### Stored data
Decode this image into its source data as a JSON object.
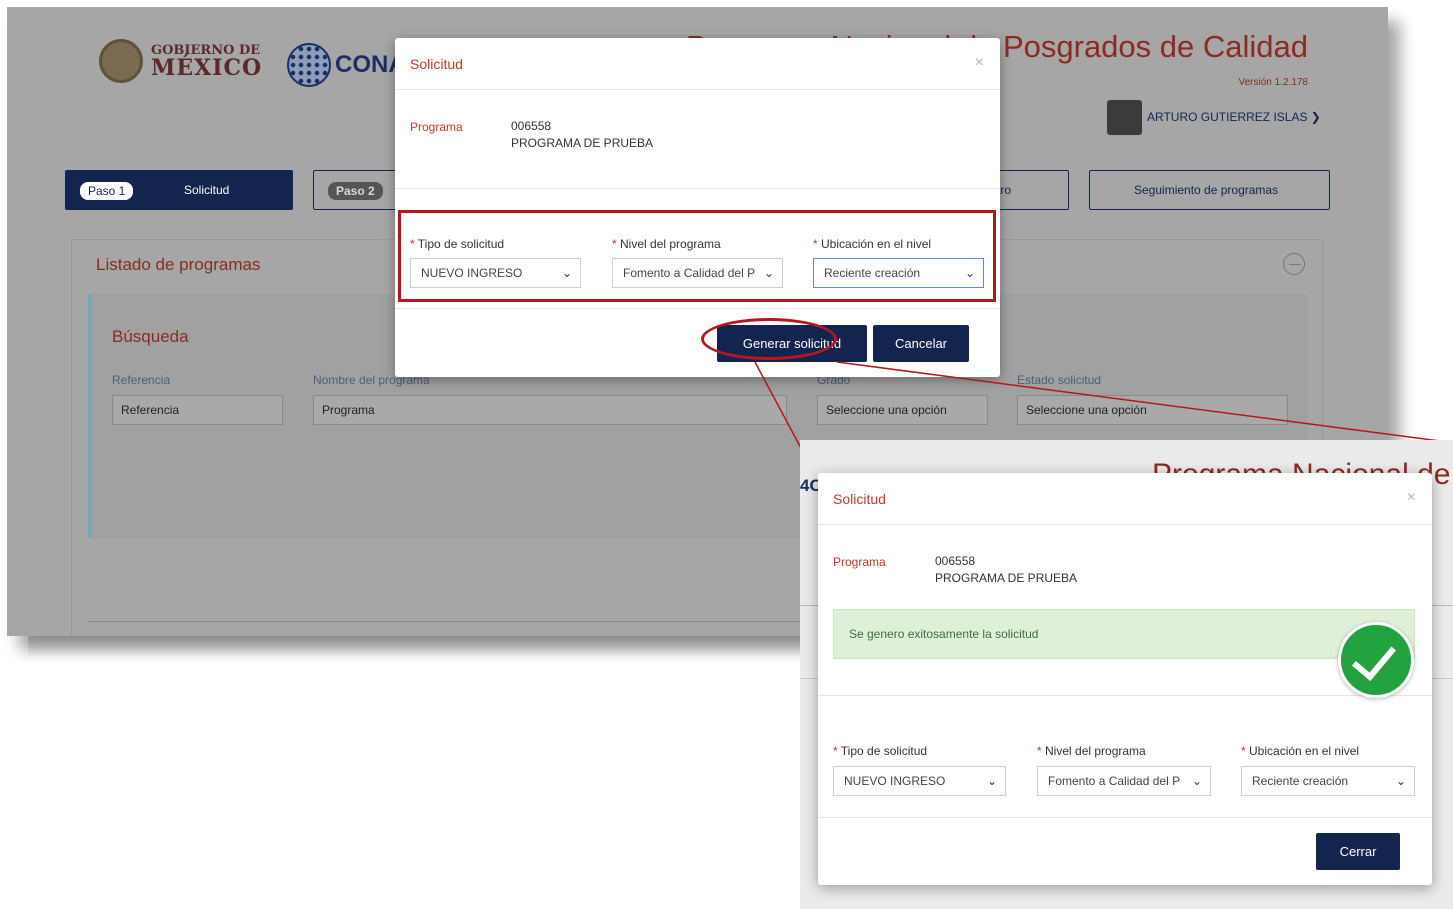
{
  "header": {
    "gob_line1": "GOBIERNO DE",
    "gob_line2": "MÉXICO",
    "conacyt": "CONAC",
    "title": "Programa Nacional de Posgrados de Calidad",
    "version": "Versión 1.2.178",
    "user_name": "ARTURO GUTIERREZ ISLAS ❯"
  },
  "steps": {
    "step1_pill": "Paso 1",
    "step1_label": "Solicitud",
    "step2_pill": "Paso 2",
    "track_label": "tro",
    "seguimiento": "Seguimiento de programas"
  },
  "listado": {
    "title": "Listado de programas",
    "search_title": "Búsqueda",
    "ref_label": "Referencia",
    "ref_placeholder": "Referencia",
    "name_label": "Nombre del programa",
    "name_placeholder": "Programa",
    "grado_label": "Grado",
    "grado_value": "Seleccione una opción",
    "estado_label": "Estado solicitud",
    "estado_value": "Seleccione una opción"
  },
  "modal": {
    "title": "Solicitud",
    "close": "×",
    "programa_label": "Programa",
    "programa_code": "006558",
    "programa_name": "PROGRAMA DE PRUEBA",
    "tipo_label": "Tipo de solicitud",
    "tipo_value": "NUEVO INGRESO",
    "nivel_label": "Nivel del programa",
    "nivel_value": "Fomento a Calidad del P",
    "ubic_label": "Ubicación en el nivel",
    "ubic_value": "Reciente creación",
    "required_mark": "*",
    "generate_button": "Generar solicitud",
    "cancel_button": "Cancelar"
  },
  "result_modal": {
    "title": "Solicitud",
    "close": "×",
    "success_message": "Se genero exitosamente la solicitud",
    "close_button": "Cerrar"
  },
  "zoom": {
    "bg_title": "Programa Nacional de",
    "bg_logo": "4C"
  },
  "colors": {
    "brand_navy": "#13244f",
    "accent_red": "#b5171f",
    "success_green": "#22a340"
  }
}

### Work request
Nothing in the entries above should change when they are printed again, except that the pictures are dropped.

### Reply to the task
Decode this image into its source data as a JSON object.
{
  "header": {
    "gob_line1": "GOBIERNO DE",
    "gob_line2": "MÉXICO",
    "conacyt": "CONAC",
    "title": "Programa Nacional de Posgrados de Calidad",
    "version": "Versión 1.2.178",
    "user_name": "ARTURO GUTIERREZ ISLAS ❯"
  },
  "steps": {
    "step1_pill": "Paso 1",
    "step1_label": "Solicitud",
    "step2_pill": "Paso 2",
    "track_label": "tro",
    "seguimiento": "Seguimiento de programas"
  },
  "listado": {
    "title": "Listado de programas",
    "search_title": "Búsqueda",
    "ref_label": "Referencia",
    "ref_placeholder": "Referencia",
    "name_label": "Nombre del programa",
    "name_placeholder": "Programa",
    "grado_label": "Grado",
    "grado_value": "Seleccione una opción",
    "estado_label": "Estado solicitud",
    "estado_value": "Seleccione una opción"
  },
  "modal": {
    "title": "Solicitud",
    "close": "×",
    "programa_label": "Programa",
    "programa_code": "006558",
    "programa_name": "PROGRAMA DE PRUEBA",
    "tipo_label": "Tipo de solicitud",
    "tipo_value": "NUEVO INGRESO",
    "nivel_label": "Nivel del programa",
    "nivel_value": "Fomento a Calidad del P",
    "ubic_label": "Ubicación en el nivel",
    "ubic_value": "Reciente creación",
    "required_mark": "*",
    "generate_button": "Generar solicitud",
    "cancel_button": "Cancelar"
  },
  "result_modal": {
    "title": "Solicitud",
    "close": "×",
    "success_message": "Se genero exitosamente la solicitud",
    "close_button": "Cerrar"
  },
  "zoom": {
    "bg_title": "Programa Nacional de",
    "bg_logo": "4C"
  },
  "colors": {
    "brand_navy": "#13244f",
    "accent_red": "#b5171f",
    "success_green": "#22a340"
  }
}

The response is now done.